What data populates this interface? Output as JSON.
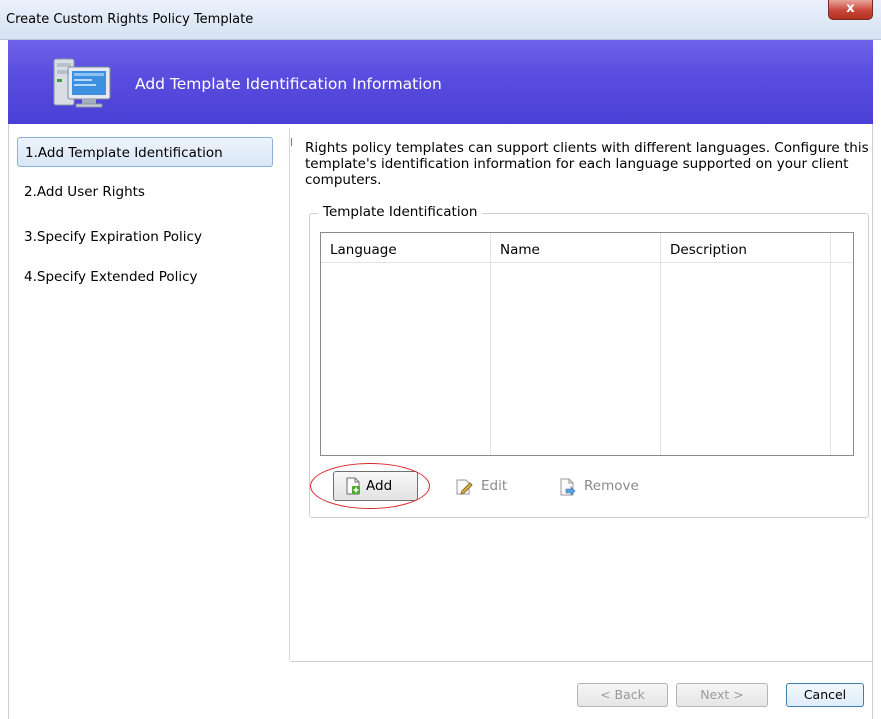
{
  "window": {
    "title": "Create Custom Rights Policy Template",
    "close_label": "x"
  },
  "banner": {
    "title": "Add Template Identification Information",
    "icon": "computer-monitor-icon"
  },
  "nav": {
    "items": [
      {
        "label": "1.Add Template Identification",
        "selected": true
      },
      {
        "label": "2.Add User Rights",
        "selected": false
      },
      {
        "label": "3.Specify Expiration Policy",
        "selected": false
      },
      {
        "label": "4.Specify Extended Policy",
        "selected": false
      }
    ]
  },
  "content": {
    "description": "Rights policy templates can support clients with different languages. Configure this template's identification information for each language supported on your client computers.",
    "group_label": "Template Identification",
    "table": {
      "columns": [
        "Language",
        "Name",
        "Description"
      ],
      "rows": []
    },
    "actions": {
      "add": "Add",
      "edit": "Edit",
      "remove": "Remove"
    }
  },
  "footer": {
    "back": "< Back",
    "next": "Next >",
    "cancel": "Cancel"
  },
  "colors": {
    "banner": "#5a4ee0",
    "highlight": "#d9262c",
    "selection_border": "#8fb0d8"
  }
}
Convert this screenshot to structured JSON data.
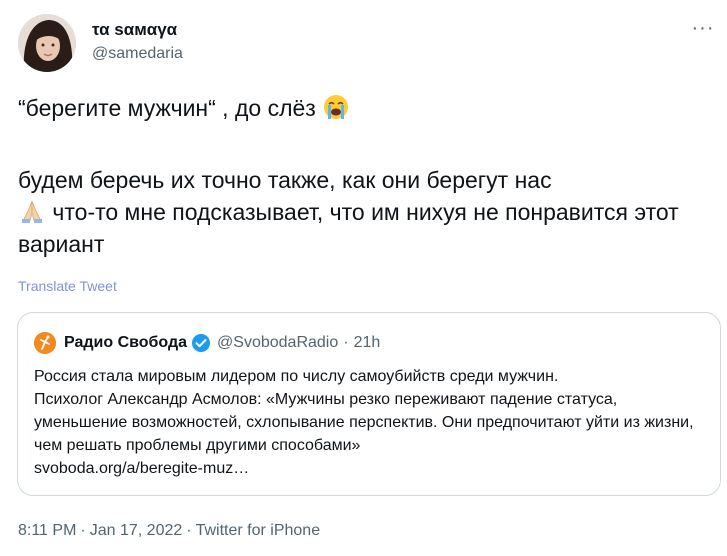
{
  "author": {
    "display_name": "τα ѕαмαγα",
    "handle": "@samedaria"
  },
  "more_menu": "···",
  "tweet": {
    "line1": "“берегите мужчин“ , до слёз",
    "line1_emoji": "loudly-crying-face",
    "para2_a": "будем беречь их точно также, как они берегут нас",
    "para2_emoji": "folded-hands",
    "para2_b": " что-то мне подсказывает, что им нихуя не понравится этот вариант"
  },
  "translate_link": "Translate Tweet",
  "quoted": {
    "name": "Радио Свобода",
    "handle": "@SvobodaRadio",
    "separator": "·",
    "time": "21h",
    "text_1": "Россия стала мировым лидером по числу самоубийств среди мужчин.",
    "text_2": "Психолог Александр Асмолов: «Мужчины резко переживают падение статуса, уменьшение возможностей, схлопывание перспектив. Они предпочитают уйти из жизни, чем решать проблемы другими способами»",
    "link": "svoboda.org/a/beregite-muz…",
    "logo_color": "#f28a1e",
    "verified_color": "#1d9bf0"
  },
  "meta": {
    "time": "8:11 PM",
    "date": "Jan 17, 2022",
    "source": "Twitter for iPhone",
    "separator": "·"
  }
}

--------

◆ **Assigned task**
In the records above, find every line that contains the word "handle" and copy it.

◆ **Task solution**
    "handle": "@samedaria"
    "handle": "@SvobodaRadio",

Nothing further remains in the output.